In these tough economic times when everyone is busy crunching numbers and focusing on the bottom line, it can be easy to lose sight of what the security industry is really all about: protecting people and property. Two stories that recently came to the attention of SDM editors illustrate the essence of what makes our industry one that is rewarding and exciting to be a part of.
The first story was sent to us by the National Burglar & Fire Alarm Association (NBFAA) and underlines the life-saving role monitored carbon monoxide detectors can play in any household.

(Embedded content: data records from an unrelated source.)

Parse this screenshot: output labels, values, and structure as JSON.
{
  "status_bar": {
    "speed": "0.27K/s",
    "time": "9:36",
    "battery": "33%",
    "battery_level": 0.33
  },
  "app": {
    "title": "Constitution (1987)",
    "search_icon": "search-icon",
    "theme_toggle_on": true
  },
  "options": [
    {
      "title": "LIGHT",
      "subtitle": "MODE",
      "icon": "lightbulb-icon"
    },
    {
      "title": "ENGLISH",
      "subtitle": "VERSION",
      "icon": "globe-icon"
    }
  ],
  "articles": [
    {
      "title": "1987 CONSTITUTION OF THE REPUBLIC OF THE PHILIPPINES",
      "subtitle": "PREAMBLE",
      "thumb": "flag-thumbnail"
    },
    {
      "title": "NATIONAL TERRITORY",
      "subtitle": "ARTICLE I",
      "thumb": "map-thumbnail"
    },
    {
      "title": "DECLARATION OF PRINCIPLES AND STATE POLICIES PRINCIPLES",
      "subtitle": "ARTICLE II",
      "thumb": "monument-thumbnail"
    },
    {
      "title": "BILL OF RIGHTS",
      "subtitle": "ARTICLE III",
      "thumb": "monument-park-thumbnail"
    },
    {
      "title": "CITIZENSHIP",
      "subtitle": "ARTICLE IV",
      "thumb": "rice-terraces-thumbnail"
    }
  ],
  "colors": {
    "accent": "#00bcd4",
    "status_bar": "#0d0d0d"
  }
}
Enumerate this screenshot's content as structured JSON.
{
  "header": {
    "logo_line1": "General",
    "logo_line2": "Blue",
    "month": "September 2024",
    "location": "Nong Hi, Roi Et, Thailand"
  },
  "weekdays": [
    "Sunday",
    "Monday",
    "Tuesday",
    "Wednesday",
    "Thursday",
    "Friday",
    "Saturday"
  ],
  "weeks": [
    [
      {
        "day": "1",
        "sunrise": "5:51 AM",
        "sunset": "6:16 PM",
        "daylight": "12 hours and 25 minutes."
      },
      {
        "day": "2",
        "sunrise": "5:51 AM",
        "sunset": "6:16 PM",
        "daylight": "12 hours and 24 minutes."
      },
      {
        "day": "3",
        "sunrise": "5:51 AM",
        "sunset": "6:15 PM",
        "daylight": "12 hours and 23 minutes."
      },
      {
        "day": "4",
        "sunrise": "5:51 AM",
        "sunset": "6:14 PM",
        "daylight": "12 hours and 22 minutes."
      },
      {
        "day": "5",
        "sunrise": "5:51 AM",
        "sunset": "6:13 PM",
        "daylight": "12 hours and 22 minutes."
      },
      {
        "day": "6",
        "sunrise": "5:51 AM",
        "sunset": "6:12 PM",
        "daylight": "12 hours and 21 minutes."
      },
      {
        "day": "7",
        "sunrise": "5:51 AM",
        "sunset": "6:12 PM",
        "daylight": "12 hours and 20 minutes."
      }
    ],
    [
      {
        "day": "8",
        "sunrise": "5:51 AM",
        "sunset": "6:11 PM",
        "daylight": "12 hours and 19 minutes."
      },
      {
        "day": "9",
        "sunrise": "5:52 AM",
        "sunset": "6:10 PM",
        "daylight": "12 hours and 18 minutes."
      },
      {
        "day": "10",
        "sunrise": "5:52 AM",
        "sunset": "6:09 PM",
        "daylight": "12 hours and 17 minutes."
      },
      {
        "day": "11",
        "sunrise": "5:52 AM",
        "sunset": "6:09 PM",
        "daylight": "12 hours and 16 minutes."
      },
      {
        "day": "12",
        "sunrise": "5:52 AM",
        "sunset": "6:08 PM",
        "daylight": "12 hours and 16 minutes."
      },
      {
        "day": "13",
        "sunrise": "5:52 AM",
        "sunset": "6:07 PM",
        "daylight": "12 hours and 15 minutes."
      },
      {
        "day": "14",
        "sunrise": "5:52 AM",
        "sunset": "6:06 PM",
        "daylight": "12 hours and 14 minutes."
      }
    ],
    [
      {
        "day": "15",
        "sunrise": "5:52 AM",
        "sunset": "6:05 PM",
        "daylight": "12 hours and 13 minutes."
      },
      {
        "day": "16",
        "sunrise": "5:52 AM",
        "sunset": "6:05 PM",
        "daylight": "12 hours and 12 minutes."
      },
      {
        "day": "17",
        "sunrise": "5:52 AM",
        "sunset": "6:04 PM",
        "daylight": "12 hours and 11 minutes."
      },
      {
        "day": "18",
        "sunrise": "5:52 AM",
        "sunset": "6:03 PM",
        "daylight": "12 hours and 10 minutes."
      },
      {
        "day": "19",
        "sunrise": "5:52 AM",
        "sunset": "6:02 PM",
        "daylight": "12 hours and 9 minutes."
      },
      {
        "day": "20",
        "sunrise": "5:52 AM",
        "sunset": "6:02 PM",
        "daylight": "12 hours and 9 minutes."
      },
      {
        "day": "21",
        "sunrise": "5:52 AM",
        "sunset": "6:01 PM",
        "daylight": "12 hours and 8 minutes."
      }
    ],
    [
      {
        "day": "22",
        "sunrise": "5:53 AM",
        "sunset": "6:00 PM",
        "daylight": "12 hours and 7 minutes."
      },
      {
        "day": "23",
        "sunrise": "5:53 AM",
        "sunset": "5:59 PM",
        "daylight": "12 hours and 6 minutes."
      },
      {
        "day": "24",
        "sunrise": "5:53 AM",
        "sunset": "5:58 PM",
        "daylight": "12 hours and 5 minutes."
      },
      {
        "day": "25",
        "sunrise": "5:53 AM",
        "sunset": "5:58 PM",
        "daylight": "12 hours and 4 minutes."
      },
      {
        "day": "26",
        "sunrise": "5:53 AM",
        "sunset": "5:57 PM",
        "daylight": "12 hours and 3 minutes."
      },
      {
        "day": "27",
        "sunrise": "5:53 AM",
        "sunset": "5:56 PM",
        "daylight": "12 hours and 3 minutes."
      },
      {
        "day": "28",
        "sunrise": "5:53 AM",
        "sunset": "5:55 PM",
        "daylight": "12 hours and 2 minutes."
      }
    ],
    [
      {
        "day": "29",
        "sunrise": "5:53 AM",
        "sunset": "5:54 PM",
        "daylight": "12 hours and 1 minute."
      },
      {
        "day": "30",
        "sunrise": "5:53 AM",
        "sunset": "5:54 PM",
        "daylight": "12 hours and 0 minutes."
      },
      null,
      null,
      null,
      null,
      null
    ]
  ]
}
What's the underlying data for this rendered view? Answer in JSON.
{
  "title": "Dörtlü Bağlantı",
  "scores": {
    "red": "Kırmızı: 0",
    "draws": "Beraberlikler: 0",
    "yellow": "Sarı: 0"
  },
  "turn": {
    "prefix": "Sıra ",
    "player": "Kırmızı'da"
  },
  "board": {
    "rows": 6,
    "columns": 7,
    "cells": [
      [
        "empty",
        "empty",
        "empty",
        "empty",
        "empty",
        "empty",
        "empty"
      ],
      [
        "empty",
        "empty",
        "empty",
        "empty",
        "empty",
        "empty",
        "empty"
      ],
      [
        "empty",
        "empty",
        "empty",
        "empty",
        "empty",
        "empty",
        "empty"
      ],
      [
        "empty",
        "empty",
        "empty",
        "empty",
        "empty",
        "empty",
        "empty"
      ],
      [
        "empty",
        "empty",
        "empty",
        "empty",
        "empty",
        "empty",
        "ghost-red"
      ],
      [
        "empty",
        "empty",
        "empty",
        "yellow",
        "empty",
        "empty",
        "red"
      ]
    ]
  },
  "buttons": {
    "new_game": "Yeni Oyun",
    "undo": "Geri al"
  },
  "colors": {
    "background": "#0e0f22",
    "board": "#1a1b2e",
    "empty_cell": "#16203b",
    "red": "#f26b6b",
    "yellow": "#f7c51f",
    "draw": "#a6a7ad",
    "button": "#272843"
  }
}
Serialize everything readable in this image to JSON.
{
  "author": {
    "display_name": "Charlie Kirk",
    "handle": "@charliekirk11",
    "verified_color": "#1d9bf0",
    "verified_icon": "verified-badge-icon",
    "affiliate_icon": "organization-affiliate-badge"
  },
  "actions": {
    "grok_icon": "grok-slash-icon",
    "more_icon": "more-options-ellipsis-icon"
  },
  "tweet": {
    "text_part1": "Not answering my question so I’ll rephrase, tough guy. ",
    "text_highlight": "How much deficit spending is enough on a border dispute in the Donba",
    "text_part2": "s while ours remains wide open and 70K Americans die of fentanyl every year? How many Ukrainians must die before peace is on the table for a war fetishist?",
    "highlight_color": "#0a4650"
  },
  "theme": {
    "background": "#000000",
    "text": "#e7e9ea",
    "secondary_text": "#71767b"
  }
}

Deb Makowski went to work one day while her daughter was resting at home in bed. Wintry conditions caused the home to fill with carbon monoxideâ€”unbeknownst to Makowski and her daughter. The home was equipped with a Brink’s Home Security monitoring device and when it began to fill with CO, the detector sent a signal to the Brink’s Home Security monitoring station. Operator Cindy Satterlee phoned the Makowski home and found no answer. Satterlee contacted Makowski on her cell phone and then alerted emergency services. Makowski’s daughter was found unconscious and suffering from carbon monoxide poisoning, but the emergency dispatch rushed her to the hospital and she survived due to Satterlee’s quick action.
NBFAA has presented Brink’s and Satterlee with its 2009 First Line of Defense Award in recognition of their quick, life-saving actions. The annual award was designed to publicize emergency response stories and promote customer awareness of alarm systems.
The second story, which came to us via VES Fire Detection Systems and Monitoring, shows how working in the security industry can help you stay cool in emergency situations.
Calvin Gamble is a second shift worker at the VES Fire Detection Systems and Monitoring Center in King of Prussia, Pa. On the way home from work late one night he came across a house fire in his Philadelphia neighborhood. Before the fire company arrived, Gamble heard a voice calling for help inside the building and without hesitation ran into the two-alarm fire. He was able to rescue a person who had fallen and was trapped inside. Gamble credited his work at the monitoring center for allowing him to think “coolly and clearly” in the tense situation.
Of course not everyone has the chance to be a hero in critical life-saving situations like these, but everyone in the security industry has a chance to help people feel a little bit safer and more secure. I’m new to this industry, but stories like these and people like Satterlee and Gamble, make me even more excited to learn more about what you do and be a part of it all.